South Korea urges North to halt submarine missile tests
North Korea's test-firing of a ballistic missile from a submarine was "very serious and concerning", South Korea said today, with one defence official suggesting Pyongyang could have a fully operational platform in two or three years.
Pyongyang's official KCNA news agency said on Saturday North Korea's leader, Kim Jong Un, oversaw the test-launch of the missile from an offshore location.

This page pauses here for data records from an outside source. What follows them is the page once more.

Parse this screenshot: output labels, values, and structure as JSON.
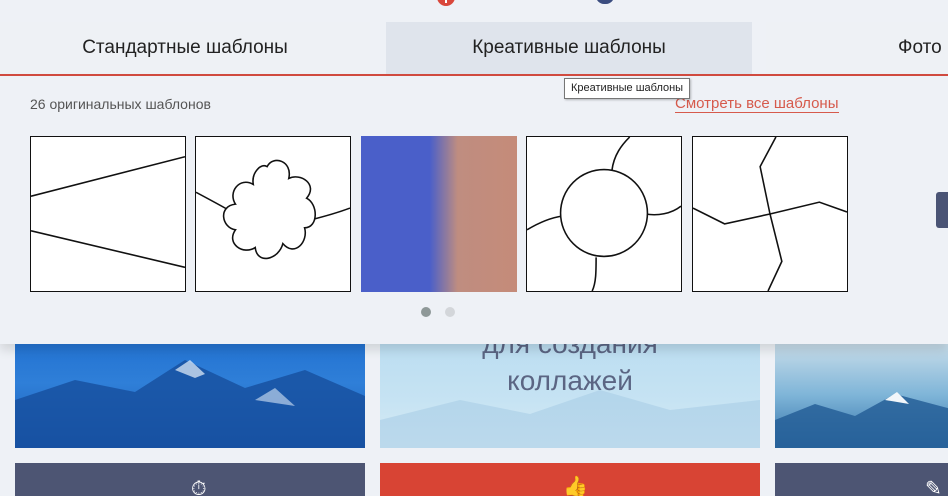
{
  "tabs": [
    {
      "label": "Стандартные шаблоны"
    },
    {
      "label": "Креативные шаблоны"
    },
    {
      "label": "Фото"
    }
  ],
  "tooltip": {
    "text": "Креативные шаблоны"
  },
  "panel": {
    "count_text": "26 оригинальных шаблонов",
    "see_all_link": "Смотреть все шаблоны",
    "templates": [
      {
        "name": "wedge-layout"
      },
      {
        "name": "flower-layout"
      },
      {
        "name": "gradient-layout"
      },
      {
        "name": "circle-layout"
      },
      {
        "name": "puzzle-layout"
      }
    ],
    "pagination": {
      "total": 2,
      "active": 1
    }
  },
  "background": {
    "center_text_line1": "для создания",
    "center_text_line2": "коллажей"
  },
  "colors": {
    "accent": "#d04a3f",
    "link": "#d65a4c",
    "dark_tile": "#4d5573",
    "red_tile": "#d84434"
  }
}
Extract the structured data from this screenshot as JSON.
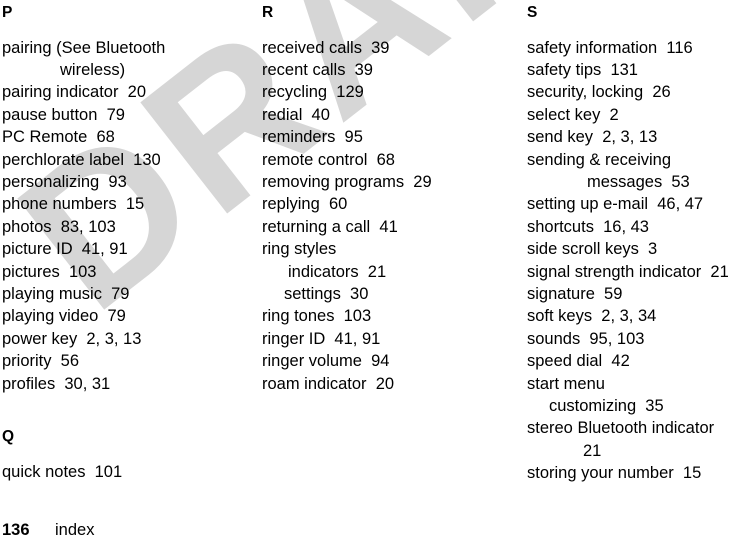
{
  "page": {
    "number": "136",
    "label": "index",
    "watermark": "DRAFT",
    "watermark_color": "#d6d6d6"
  },
  "columns": [
    {
      "id": "col-1",
      "sections": [
        {
          "letter": "P",
          "entries": [
            {
              "text": "pairing (See Bluetooth",
              "indent": "none"
            },
            {
              "text": "wireless)",
              "indent": "cont-58"
            },
            {
              "text": "pairing indicator  20",
              "indent": "none"
            },
            {
              "text": "pause button  79",
              "indent": "none"
            },
            {
              "text": "PC Remote  68",
              "indent": "none"
            },
            {
              "text": "perchlorate label  130",
              "indent": "none"
            },
            {
              "text": "personalizing  93",
              "indent": "none"
            },
            {
              "text": "phone numbers  15",
              "indent": "none"
            },
            {
              "text": "photos  83, 103",
              "indent": "none"
            },
            {
              "text": "picture ID  41, 91",
              "indent": "none"
            },
            {
              "text": "pictures  103",
              "indent": "none"
            },
            {
              "text": "playing music  79",
              "indent": "none"
            },
            {
              "text": "playing video  79",
              "indent": "none"
            },
            {
              "text": "power key  2, 3, 13",
              "indent": "none"
            },
            {
              "text": "priority  56",
              "indent": "none"
            },
            {
              "text": "profiles  30, 31",
              "indent": "none"
            }
          ]
        },
        {
          "letter": "Q",
          "entries": [
            {
              "text": "quick notes  101",
              "indent": "none"
            }
          ]
        }
      ]
    },
    {
      "id": "col-2",
      "sections": [
        {
          "letter": "R",
          "entries": [
            {
              "text": "received calls  39",
              "indent": "none"
            },
            {
              "text": "recent calls  39",
              "indent": "none"
            },
            {
              "text": "recycling  129",
              "indent": "none"
            },
            {
              "text": "redial  40",
              "indent": "none"
            },
            {
              "text": "reminders  95",
              "indent": "none"
            },
            {
              "text": "remote control  68",
              "indent": "none"
            },
            {
              "text": "removing programs  29",
              "indent": "none"
            },
            {
              "text": "replying  60",
              "indent": "none"
            },
            {
              "text": "returning a call  41",
              "indent": "none"
            },
            {
              "text": "ring styles",
              "indent": "none"
            },
            {
              "text": "indicators  21",
              "indent": "sub"
            },
            {
              "text": "settings  30",
              "indent": "sub2"
            },
            {
              "text": "ring tones  103",
              "indent": "none"
            },
            {
              "text": "ringer ID  41, 91",
              "indent": "none"
            },
            {
              "text": "ringer volume  94",
              "indent": "none"
            },
            {
              "text": "roam indicator  20",
              "indent": "none"
            }
          ]
        }
      ]
    },
    {
      "id": "col-3",
      "sections": [
        {
          "letter": "S",
          "entries": [
            {
              "text": "safety information  116",
              "indent": "none"
            },
            {
              "text": "safety tips  131",
              "indent": "none"
            },
            {
              "text": "security, locking  26",
              "indent": "none"
            },
            {
              "text": "select key  2",
              "indent": "none"
            },
            {
              "text": "send key  2, 3, 13",
              "indent": "none"
            },
            {
              "text": "sending & receiving",
              "indent": "none"
            },
            {
              "text": "messages  53",
              "indent": "cont-60"
            },
            {
              "text": "setting up e-mail  46, 47",
              "indent": "none"
            },
            {
              "text": "shortcuts  16, 43",
              "indent": "none"
            },
            {
              "text": "side scroll keys  3",
              "indent": "none"
            },
            {
              "text": "signal strength indicator  21",
              "indent": "none"
            },
            {
              "text": "signature  59",
              "indent": "none"
            },
            {
              "text": "soft keys  2, 3, 34",
              "indent": "none"
            },
            {
              "text": "sounds  95, 103",
              "indent": "none"
            },
            {
              "text": "speed dial  42",
              "indent": "none"
            },
            {
              "text": "start menu",
              "indent": "none"
            },
            {
              "text": "customizing  35",
              "indent": "sub2"
            },
            {
              "text": "stereo Bluetooth indicator",
              "indent": "none"
            },
            {
              "text": "21",
              "indent": "cont-56"
            },
            {
              "text": "storing your number  15",
              "indent": "none"
            }
          ]
        }
      ]
    }
  ]
}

Such a development could pose a new threat to the isolated country's neighbours and the United States.
"We urge North Korea to immediately stop developing SLBMs (submarine-launched ballistic missiles), which hinder the stability of the Korean peninsula and Northeast Asia," Kim Min-seok, spokesman for South Korea's defence ministry, told reporters on Monday.
He said North Korea still needed time to develop additional equipment in order to make its submarine-launched missile system fully operational.
However, a South Korean defence official said North Korea could develop a fully operational submarine with ballistic missiles within two or three years.
The official, who asked not to be identified because of the sensitivity of the issue, said photographs from North Korea showing a rocket launched from the sea appeared to be authentic.
China, North Korea's only major ally, described the situation on the Korean peninsula as "very complex and sensitive."
"We hope that all relevant parties can do more to ameliorate the tense situation, and jointly maintain peace and stability," ministry spokeswoman Hua Chunying told a daily news briefing.
Read more here: US calls for North Korean restraint after missile test
North Korea's state media often boasts of successful military and space accomplishments, including the launch of a functional communications satellite, which are not independently verified by outside experts.
It is believed to have launched a long-range rocket and put an object into orbit in December 2012, defying scepticism and international warnings not to pursue such a programme, which could be used to develop intercontinental missiles.
North Korea, already heavily sanctioned by the United Nations for its missile and nuclear tests, is technically still at war with the South after their 1950-53 conflict ended in a truce, not a peace treaty.